A 1997 US supreme court ruling declared that the legalizing or criminalizing the use of physician assisted deaths was a matter of the states. In the states that PAD is legal, physicians have a very difficult decision to make based on ethical standards. When becoming a physician these individuals take an oath to do everything possible to promote the health of patients. Therefore, participating in PAD is a way of violating their professional cod of ethics. On the other hand, refusing a patient looking for assistance in ending their suffering will likely look to other sources if denied by their physician. Some physicians may experience moral issues with turning away a patient that is suffering. (Lagay, 2003)
As an administrator in this position, I would speak with Dr. Spillman about the situation. The discussion would include a review of company policies on the situation. In my opinion, Dr. Spillman should have consulted social services and hospice services to assist the patient in finding the most comforting treatment for end stages of disease process. Hospice services have become quite advanced, and they have learned best practice for maintaining quality of life in the end stages.
Lagay, F. (2003) Physician Assisted Suicide: The Law and Professional Ethics. Retrieved from https://journalofethics.ama-assn.org/article/physician-assisted-suicide-law-and-professional-ethics/2003-01
Quill, T & Sussman, B (n.d.) Physician Assisted Death. Retrieved from https://www.thehastingscenter.org/briefingbook/physician-assisted-death/
Physician assisted death and Physician assisted suicide are terms that are often used interchangeably. I will admit that one term sounds more humane than the other. The Supreme Court ruled in 1997 that the 14th amendment does not include a person’s right with assistance in dying. In addition, that each state should decide if assisted death should be outlawed or legalized in their state. I live in Oregon and we have the Death with Dignity Act. Oregon was the first state to legalize Physician Assisted Death (PAD). This act is well written and allows Oregon residents who are terminally ill to receive and self-administer lethal doses of medications (Westefeld et al., 2013 pp.539-540). I believe that each state should adopt similar legislation that allows individuals the right to die with dignity.
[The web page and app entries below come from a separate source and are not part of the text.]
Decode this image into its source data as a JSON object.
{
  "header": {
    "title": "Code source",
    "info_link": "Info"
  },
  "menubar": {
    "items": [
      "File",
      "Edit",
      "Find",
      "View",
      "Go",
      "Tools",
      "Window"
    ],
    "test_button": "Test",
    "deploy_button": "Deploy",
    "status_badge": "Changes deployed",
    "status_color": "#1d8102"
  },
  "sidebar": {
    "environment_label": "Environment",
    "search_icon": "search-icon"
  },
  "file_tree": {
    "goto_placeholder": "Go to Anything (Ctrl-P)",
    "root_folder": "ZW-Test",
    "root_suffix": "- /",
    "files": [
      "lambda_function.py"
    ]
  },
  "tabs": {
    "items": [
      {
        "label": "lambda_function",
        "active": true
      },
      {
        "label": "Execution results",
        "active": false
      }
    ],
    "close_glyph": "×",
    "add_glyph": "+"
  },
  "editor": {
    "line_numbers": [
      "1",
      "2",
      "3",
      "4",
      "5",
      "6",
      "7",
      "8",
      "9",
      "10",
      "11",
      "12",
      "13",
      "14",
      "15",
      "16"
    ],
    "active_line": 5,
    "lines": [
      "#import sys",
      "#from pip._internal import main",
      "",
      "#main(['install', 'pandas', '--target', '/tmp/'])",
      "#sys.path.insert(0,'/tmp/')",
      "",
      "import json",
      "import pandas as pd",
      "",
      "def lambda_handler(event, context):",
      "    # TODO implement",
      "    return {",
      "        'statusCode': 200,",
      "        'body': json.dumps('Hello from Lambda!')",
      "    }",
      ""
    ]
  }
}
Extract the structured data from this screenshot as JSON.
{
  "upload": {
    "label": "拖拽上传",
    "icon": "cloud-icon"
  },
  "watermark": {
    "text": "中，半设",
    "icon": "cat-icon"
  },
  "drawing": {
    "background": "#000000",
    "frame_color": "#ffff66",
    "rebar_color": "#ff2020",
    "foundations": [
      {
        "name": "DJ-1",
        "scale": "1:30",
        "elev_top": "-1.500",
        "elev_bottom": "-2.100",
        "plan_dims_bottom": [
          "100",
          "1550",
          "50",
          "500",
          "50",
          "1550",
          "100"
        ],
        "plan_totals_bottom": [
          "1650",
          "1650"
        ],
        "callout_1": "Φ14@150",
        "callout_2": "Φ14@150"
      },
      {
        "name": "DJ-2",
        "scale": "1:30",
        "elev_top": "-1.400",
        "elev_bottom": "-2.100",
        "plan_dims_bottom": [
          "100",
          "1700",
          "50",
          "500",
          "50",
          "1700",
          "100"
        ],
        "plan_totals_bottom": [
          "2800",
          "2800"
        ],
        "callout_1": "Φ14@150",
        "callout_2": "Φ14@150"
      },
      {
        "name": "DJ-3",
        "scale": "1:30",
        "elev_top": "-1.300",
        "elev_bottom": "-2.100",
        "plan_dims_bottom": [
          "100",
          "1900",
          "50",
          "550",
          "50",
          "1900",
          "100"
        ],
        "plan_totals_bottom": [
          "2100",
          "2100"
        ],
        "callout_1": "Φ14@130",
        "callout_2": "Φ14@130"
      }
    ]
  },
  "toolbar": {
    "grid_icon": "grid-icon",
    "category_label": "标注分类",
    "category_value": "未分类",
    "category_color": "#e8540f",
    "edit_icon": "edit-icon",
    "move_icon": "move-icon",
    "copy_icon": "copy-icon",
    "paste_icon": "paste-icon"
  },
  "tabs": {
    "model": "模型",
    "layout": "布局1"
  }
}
Individuals that oppose should not speak for all. I feel that each state should allow PAD and it should be presented as an option to terminally ill patients much like they are offered hospice services. I also believe that only those who believe in these services would elect to utilize PAD. I recognize that extensive training would need to be provided to health care professionals and that training would include cultural competency. I have worked in healthcare for more than twenty years. In my early years as a Certified Nursing Assistant I worked on an oncology unit for 5 years and I learned a lot. I learned that the human spirit is amazingly beautiful and that everyone should be allowed to face death on their terms when terminally ill.
Regarding our discussion board scenario, I do not feel Dr. Spillman handled the situation appropriately. I feel he should have taken a seat at the patient’s bedside and listened to his concerns. Once he had all the information he could explain that he was going to have the patient speak with a mental health specialist and following their discussion the patient would be presented with all options. After all patients have the right to truth, confidentiality, autonomy, beneficence, non-maleficence, and justice.
Doherty, R. F., & Purtilo, R. B. (2016). Ethical dimensions in the health professions (6th ed.). Elsevier Health Sciences.
Westefeld, J. S., Casper, D., Lewis, A. M., Manlick, C., Rasmussen, W., Richards, A., & Sieck, B. C. (2013). Physician-assisted death and its relationship to the human services professions. Journal of Loss and Trauma, 18(6), 539-555. https://doi.org/10.1080/15325024.2012.719345